◆ Task to complete:
The records should be repeated word for word, pictures excluded.

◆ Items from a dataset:
◆ ◆ ◆ ◆

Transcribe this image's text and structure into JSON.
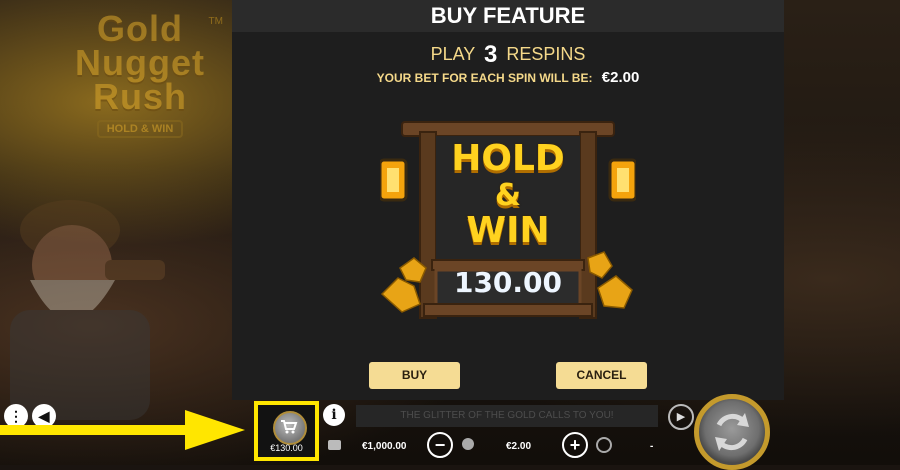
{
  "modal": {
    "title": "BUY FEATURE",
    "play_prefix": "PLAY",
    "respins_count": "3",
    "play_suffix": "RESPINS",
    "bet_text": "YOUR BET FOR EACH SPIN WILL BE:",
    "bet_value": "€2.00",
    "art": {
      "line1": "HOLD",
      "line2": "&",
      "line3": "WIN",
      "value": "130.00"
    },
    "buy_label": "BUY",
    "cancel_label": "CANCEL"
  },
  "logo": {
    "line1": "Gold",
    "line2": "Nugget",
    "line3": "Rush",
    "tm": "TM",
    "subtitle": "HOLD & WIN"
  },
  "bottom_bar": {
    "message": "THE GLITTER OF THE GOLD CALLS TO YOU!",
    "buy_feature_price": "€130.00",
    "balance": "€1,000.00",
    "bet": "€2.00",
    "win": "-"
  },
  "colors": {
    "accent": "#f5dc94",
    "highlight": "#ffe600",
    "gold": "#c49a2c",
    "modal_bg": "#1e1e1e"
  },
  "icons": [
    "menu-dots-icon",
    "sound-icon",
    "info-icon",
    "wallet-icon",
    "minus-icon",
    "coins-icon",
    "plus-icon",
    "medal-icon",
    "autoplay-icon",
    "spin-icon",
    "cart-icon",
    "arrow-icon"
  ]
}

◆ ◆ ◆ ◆

◆ Answer to the exercise:
Transcribe this image's text and structure into JSON.
{
  "modal": {
    "title": "BUY FEATURE",
    "play_prefix": "PLAY",
    "respins_count": "3",
    "play_suffix": "RESPINS",
    "bet_text": "YOUR BET FOR EACH SPIN WILL BE:",
    "bet_value": "€2.00",
    "art": {
      "line1": "HOLD",
      "line2": "&",
      "line3": "WIN",
      "value": "130.00"
    },
    "buy_label": "BUY",
    "cancel_label": "CANCEL"
  },
  "logo": {
    "line1": "Gold",
    "line2": "Nugget",
    "line3": "Rush",
    "tm": "TM",
    "subtitle": "HOLD & WIN"
  },
  "bottom_bar": {
    "message": "THE GLITTER OF THE GOLD CALLS TO YOU!",
    "buy_feature_price": "€130.00",
    "balance": "€1,000.00",
    "bet": "€2.00",
    "win": "-"
  },
  "colors": {
    "accent": "#f5dc94",
    "highlight": "#ffe600",
    "gold": "#c49a2c",
    "modal_bg": "#1e1e1e"
  },
  "icons": [
    "menu-dots-icon",
    "sound-icon",
    "info-icon",
    "wallet-icon",
    "minus-icon",
    "coins-icon",
    "plus-icon",
    "medal-icon",
    "autoplay-icon",
    "spin-icon",
    "cart-icon",
    "arrow-icon"
  ]
}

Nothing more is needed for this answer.